*What to work on:* Write down each entry precisely as given.

*Available records:*

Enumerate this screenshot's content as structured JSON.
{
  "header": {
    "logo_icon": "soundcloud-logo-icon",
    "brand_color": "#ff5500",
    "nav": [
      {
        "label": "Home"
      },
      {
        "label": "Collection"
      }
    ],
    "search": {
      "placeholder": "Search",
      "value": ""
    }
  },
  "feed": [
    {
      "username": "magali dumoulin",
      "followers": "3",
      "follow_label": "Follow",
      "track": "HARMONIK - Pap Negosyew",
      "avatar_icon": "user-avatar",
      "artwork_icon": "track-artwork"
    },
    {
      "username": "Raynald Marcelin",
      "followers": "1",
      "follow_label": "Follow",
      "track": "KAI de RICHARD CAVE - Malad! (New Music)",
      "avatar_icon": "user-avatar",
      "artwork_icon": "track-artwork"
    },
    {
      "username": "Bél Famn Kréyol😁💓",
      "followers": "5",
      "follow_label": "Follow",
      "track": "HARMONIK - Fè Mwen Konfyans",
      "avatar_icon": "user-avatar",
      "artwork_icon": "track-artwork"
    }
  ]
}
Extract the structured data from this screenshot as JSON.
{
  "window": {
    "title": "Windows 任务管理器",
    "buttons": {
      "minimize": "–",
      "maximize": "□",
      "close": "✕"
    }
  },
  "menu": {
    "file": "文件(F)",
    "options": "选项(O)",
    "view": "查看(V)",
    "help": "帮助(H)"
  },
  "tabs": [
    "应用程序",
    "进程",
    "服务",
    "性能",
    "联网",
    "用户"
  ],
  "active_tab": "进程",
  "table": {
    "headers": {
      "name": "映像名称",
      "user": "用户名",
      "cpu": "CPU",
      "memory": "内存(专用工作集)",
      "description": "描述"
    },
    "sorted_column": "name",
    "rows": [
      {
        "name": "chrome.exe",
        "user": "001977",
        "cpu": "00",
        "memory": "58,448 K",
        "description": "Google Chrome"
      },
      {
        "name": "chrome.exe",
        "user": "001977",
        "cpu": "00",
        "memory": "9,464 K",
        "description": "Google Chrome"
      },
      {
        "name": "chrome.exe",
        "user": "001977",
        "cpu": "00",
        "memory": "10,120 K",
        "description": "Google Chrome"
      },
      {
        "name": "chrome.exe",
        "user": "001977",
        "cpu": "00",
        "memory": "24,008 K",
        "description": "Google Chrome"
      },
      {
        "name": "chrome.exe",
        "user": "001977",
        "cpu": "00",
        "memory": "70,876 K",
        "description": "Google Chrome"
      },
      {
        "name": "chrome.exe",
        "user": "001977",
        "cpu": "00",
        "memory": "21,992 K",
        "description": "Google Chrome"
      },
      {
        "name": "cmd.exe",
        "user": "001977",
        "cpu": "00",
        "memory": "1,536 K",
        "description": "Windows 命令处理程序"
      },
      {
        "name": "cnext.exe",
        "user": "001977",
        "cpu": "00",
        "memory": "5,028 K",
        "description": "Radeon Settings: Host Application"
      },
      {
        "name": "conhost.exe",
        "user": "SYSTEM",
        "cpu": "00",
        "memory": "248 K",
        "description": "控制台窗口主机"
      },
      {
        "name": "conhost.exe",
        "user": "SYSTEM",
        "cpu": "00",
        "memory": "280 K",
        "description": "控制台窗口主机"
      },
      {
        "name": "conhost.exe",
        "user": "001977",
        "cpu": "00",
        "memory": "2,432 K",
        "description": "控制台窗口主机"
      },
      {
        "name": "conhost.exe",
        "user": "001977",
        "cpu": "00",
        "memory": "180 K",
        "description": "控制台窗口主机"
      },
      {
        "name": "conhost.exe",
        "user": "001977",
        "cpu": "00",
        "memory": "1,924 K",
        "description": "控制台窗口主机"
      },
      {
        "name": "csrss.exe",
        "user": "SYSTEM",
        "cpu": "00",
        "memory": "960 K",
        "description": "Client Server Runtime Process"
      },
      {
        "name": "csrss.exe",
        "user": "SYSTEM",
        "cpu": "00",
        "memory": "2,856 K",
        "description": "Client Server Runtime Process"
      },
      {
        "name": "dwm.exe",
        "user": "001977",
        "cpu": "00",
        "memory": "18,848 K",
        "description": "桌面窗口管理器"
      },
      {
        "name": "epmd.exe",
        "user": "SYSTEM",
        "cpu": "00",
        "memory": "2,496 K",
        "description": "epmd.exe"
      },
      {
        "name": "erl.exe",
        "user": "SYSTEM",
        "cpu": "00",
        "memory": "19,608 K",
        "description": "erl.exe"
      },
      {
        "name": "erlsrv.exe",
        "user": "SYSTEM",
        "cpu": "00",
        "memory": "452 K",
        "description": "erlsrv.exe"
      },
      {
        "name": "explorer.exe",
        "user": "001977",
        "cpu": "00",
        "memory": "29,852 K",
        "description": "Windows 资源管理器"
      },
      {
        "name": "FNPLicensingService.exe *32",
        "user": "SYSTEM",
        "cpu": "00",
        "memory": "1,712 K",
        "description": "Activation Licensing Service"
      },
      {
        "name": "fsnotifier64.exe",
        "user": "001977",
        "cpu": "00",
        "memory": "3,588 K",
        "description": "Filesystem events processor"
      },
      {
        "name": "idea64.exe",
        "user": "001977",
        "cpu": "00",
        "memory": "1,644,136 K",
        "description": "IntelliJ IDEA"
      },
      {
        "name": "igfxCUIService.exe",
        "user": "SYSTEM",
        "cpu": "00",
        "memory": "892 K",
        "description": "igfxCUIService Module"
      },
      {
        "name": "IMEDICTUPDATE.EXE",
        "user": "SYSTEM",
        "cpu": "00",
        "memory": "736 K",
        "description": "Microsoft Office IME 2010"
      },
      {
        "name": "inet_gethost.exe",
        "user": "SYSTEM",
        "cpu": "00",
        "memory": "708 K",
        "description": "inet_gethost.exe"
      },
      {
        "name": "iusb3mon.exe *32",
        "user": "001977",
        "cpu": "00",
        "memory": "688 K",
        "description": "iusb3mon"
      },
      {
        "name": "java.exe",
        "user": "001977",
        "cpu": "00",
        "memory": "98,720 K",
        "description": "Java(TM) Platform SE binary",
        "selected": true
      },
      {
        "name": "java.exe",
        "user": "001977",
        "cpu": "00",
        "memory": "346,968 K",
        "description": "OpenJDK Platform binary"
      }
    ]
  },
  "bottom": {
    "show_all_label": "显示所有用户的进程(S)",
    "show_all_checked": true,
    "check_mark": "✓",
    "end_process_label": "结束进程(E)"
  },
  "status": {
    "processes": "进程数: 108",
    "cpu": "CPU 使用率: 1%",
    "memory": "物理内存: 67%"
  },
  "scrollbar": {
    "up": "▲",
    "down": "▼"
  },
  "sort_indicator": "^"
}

*Result below:*
Enumerate this screenshot's content as structured JSON.
{
  "header": {
    "logo_icon": "soundcloud-logo-icon",
    "brand_color": "#ff5500",
    "nav": [
      {
        "label": "Home"
      },
      {
        "label": "Collection"
      }
    ],
    "search": {
      "placeholder": "Search",
      "value": ""
    }
  },
  "feed": [
    {
      "username": "magali dumoulin",
      "followers": "3",
      "follow_label": "Follow",
      "track": "HARMONIK - Pap Negosyew",
      "avatar_icon": "user-avatar",
      "artwork_icon": "track-artwork"
    },
    {
      "username": "Raynald Marcelin",
      "followers": "1",
      "follow_label": "Follow",
      "track": "KAI de RICHARD CAVE - Malad! (New Music)",
      "avatar_icon": "user-avatar",
      "artwork_icon": "track-artwork"
    },
    {
      "username": "Bél Famn Kréyol😁💓",
      "followers": "5",
      "follow_label": "Follow",
      "track": "HARMONIK - Fè Mwen Konfyans",
      "avatar_icon": "user-avatar",
      "artwork_icon": "track-artwork"
    }
  ]
}
Extract the structured data from this screenshot as JSON.
{
  "window": {
    "title": "Windows 任务管理器",
    "buttons": {
      "minimize": "–",
      "maximize": "□",
      "close": "✕"
    }
  },
  "menu": {
    "file": "文件(F)",
    "options": "选项(O)",
    "view": "查看(V)",
    "help": "帮助(H)"
  },
  "tabs": [
    "应用程序",
    "进程",
    "服务",
    "性能",
    "联网",
    "用户"
  ],
  "active_tab": "进程",
  "table": {
    "headers": {
      "name": "映像名称",
      "user": "用户名",
      "cpu": "CPU",
      "memory": "内存(专用工作集)",
      "description": "描述"
    },
    "sorted_column": "name",
    "rows": [
      {
        "name": "chrome.exe",
        "user": "001977",
        "cpu": "00",
        "memory": "58,448 K",
        "description": "Google Chrome"
      },
      {
        "name": "chrome.exe",
        "user": "001977",
        "cpu": "00",
        "memory": "9,464 K",
        "description": "Google Chrome"
      },
      {
        "name": "chrome.exe",
        "user": "001977",
        "cpu": "00",
        "memory": "10,120 K",
        "description": "Google Chrome"
      },
      {
        "name": "chrome.exe",
        "user": "001977",
        "cpu": "00",
        "memory": "24,008 K",
        "description": "Google Chrome"
      },
      {
        "name": "chrome.exe",
        "user": "001977",
        "cpu": "00",
        "memory": "70,876 K",
        "description": "Google Chrome"
      },
      {
        "name": "chrome.exe",
        "user": "001977",
        "cpu": "00",
        "memory": "21,992 K",
        "description": "Google Chrome"
      },
      {
        "name": "cmd.exe",
        "user": "001977",
        "cpu": "00",
        "memory": "1,536 K",
        "description": "Windows 命令处理程序"
      },
      {
        "name": "cnext.exe",
        "user": "001977",
        "cpu": "00",
        "memory": "5,028 K",
        "description": "Radeon Settings: Host Application"
      },
      {
        "name": "conhost.exe",
        "user": "SYSTEM",
        "cpu": "00",
        "memory": "248 K",
        "description": "控制台窗口主机"
      },
      {
        "name": "conhost.exe",
        "user": "SYSTEM",
        "cpu": "00",
        "memory": "280 K",
        "description": "控制台窗口主机"
      },
      {
        "name": "conhost.exe",
        "user": "001977",
        "cpu": "00",
        "memory": "2,432 K",
        "description": "控制台窗口主机"
      },
      {
        "name": "conhost.exe",
        "user": "001977",
        "cpu": "00",
        "memory": "180 K",
        "description": "控制台窗口主机"
      },
      {
        "name": "conhost.exe",
        "user": "001977",
        "cpu": "00",
        "memory": "1,924 K",
        "description": "控制台窗口主机"
      },
      {
        "name": "csrss.exe",
        "user": "SYSTEM",
        "cpu": "00",
        "memory": "960 K",
        "description": "Client Server Runtime Process"
      },
      {
        "name": "csrss.exe",
        "user": "SYSTEM",
        "cpu": "00",
        "memory": "2,856 K",
        "description": "Client Server Runtime Process"
      },
      {
        "name": "dwm.exe",
        "user": "001977",
        "cpu": "00",
        "memory": "18,848 K",
        "description": "桌面窗口管理器"
      },
      {
        "name": "epmd.exe",
        "user": "SYSTEM",
        "cpu": "00",
        "memory": "2,496 K",
        "description": "epmd.exe"
      },
      {
        "name": "erl.exe",
        "user": "SYSTEM",
        "cpu": "00",
        "memory": "19,608 K",
        "description": "erl.exe"
      },
      {
        "name": "erlsrv.exe",
        "user": "SYSTEM",
        "cpu": "00",
        "memory": "452 K",
        "description": "erlsrv.exe"
      },
      {
        "name": "explorer.exe",
        "user": "001977",
        "cpu": "00",
        "memory": "29,852 K",
        "description": "Windows 资源管理器"
      },
      {
        "name": "FNPLicensingService.exe *32",
        "user": "SYSTEM",
        "cpu": "00",
        "memory": "1,712 K",
        "description": "Activation Licensing Service"
      },
      {
        "name": "fsnotifier64.exe",
        "user": "001977",
        "cpu": "00",
        "memory": "3,588 K",
        "description": "Filesystem events processor"
      },
      {
        "name": "idea64.exe",
        "user": "001977",
        "cpu": "00",
        "memory": "1,644,136 K",
        "description": "IntelliJ IDEA"
      },
      {
        "name": "igfxCUIService.exe",
        "user": "SYSTEM",
        "cpu": "00",
        "memory": "892 K",
        "description": "igfxCUIService Module"
      },
      {
        "name": "IMEDICTUPDATE.EXE",
        "user": "SYSTEM",
        "cpu": "00",
        "memory": "736 K",
        "description": "Microsoft Office IME 2010"
      },
      {
        "name": "inet_gethost.exe",
        "user": "SYSTEM",
        "cpu": "00",
        "memory": "708 K",
        "description": "inet_gethost.exe"
      },
      {
        "name": "iusb3mon.exe *32",
        "user": "001977",
        "cpu": "00",
        "memory": "688 K",
        "description": "iusb3mon"
      },
      {
        "name": "java.exe",
        "user": "001977",
        "cpu": "00",
        "memory": "98,720 K",
        "description": "Java(TM) Platform SE binary",
        "selected": true
      },
      {
        "name": "java.exe",
        "user": "001977",
        "cpu": "00",
        "memory": "346,968 K",
        "description": "OpenJDK Platform binary"
      }
    ]
  },
  "bottom": {
    "show_all_label": "显示所有用户的进程(S)",
    "show_all_checked": true,
    "check_mark": "✓",
    "end_process_label": "结束进程(E)"
  },
  "status": {
    "processes": "进程数: 108",
    "cpu": "CPU 使用率: 1%",
    "memory": "物理内存: 67%"
  },
  "scrollbar": {
    "up": "▲",
    "down": "▼"
  },
  "sort_indicator": "^"
}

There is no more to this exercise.